The Supportive Role of Provocative Maneuvers and Impedance Clearance in Detecting Ineffective Esophageal Motility

Virali Shah, Alla Turshudzhyan, Alexandra Mignucci, Micheal Tadros


Background: Ineffective esophageal motility (IEM) is one of the most common esophageal motility disorders. However, the definition of IEM has evolved. Chicago classification version 4.0 (CCv4.0) made IEM parameters more stringent with greater than 70% of ineffective wet swallows (WS) necessary to diagnose conclusive IEM. Of the ineffective swallows, 50-70% are deemed inconclusive cases. This study sought to determine whether provocative maneuvers, including multiple rapid swallows (MRS) and apple viscous swallows (AVS), and impedance clearance can provide supportive information for inconclusive IEM disorders based on CCv4.0.

Methods: Esophageal motility data on 100 patients were analyzed. All patients completed WS and at least one additional swallow test (MRS and/or AVS). Patients were classified as having conclusive IEM, inconclusive IEM, or normal motility. IEM features detected on MRS/AVS and incomplete bolus clearance were recorded. Percentage of agreement between IEM features and incomplete bolus clearance was calculated for each motility group.

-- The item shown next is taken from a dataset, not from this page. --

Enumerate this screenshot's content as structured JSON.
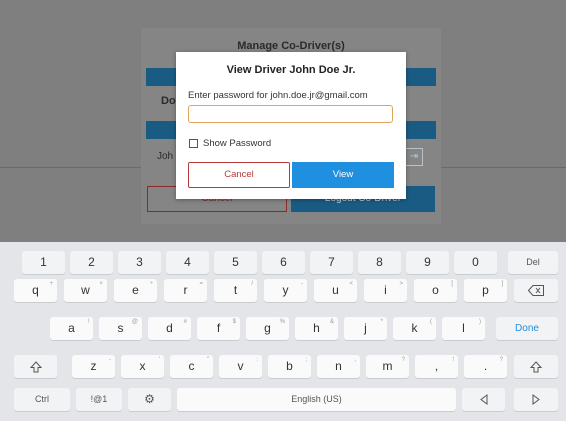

Results: Ten patients had conclusive IEM, nine had inconclusive IEM, and 32 had normal motility. There was 70% agreement between IEM features and incomplete bolus clearance with conclusive IEM, 33% agreement with inconclusive IEM, and 9% agreement with normal motility. There was significantly more agreement in the conclusive and inconclusive IEM groups than in the normal motility group (P = 0.0003).

Conclusions: Combinational follow-up testing with provocative maneuvers and impedance clearance may assist with risk stratification of IEM patients and assist in further management of inconclusive IEM. MRS and AVS can detect unique IEM features that may help with preoperative management of inconclusive IEM.

Gastroenterol Res. 2022;15(5):225-231


Ineffective esophageal motility; Chicago classification; Manometry; Esophagus; Impedance clearance

Full Text: HTML PDF

Browse  Journals  


Journal of Clinical Medicine Research

Journal of Endocrinology and Metabolism

Journal of Clinical Gynecology and Obstetrics


World Journal of Oncology

Gastroenterology Research

Journal of Hematology


Journal of Medical Cases

Journal of Current Surgery

Clinical Infection and Immunity


Cardiology Research

World Journal of Nephrology and Urology

Cellular and Molecular Medicine Research


Journal of Neurology Research

International Journal of Clinical Pediatrics



Gastroenterology Research, bimonthly, ISSN 1918-2805 (print), 1918-2813 (online), published by Elmer Press Inc.                     
The content of this site is intended for health care professionals.

This is an open-access journal distributed under the terms of the Creative Commons Attribution-NonCommercial 4.0 International License, which permits unrestricted
non-commercial use, distribution, and reproduction in any medium, provided the original work is properly cited.
Creative Commons Attribution license (Attribution-NonCommercial 4.0 International CC-BY-NC 4.0)

This journal follows the International Committee of Medical Journal Editors (ICMJE) recommendations for manuscripts submitted to biomedical journals,
the Committee on Publication Ethics (COPE) guidelines, and the Principles of Transparency and Best Practice in Scholarly Publishing.

website:   editorial contact:
Address: 9225 Leslie Street, Suite 201, Richmond Hill, Ontario, L4B 3H6, Canada

© Elmer Press Inc. All Rights Reserved.

Disclaimer: The views and opinions expressed in the published articles are those of the authors and do not necessarily reflect the views or opinions of the editors and Elmer Press Inc. This website is provided for medical research and informational purposes only and does not constitute any medical advice or professional services. The information provided in this journal should not be used for diagnosis and treatment, those seeking medical advice should always consult with a licensed physician.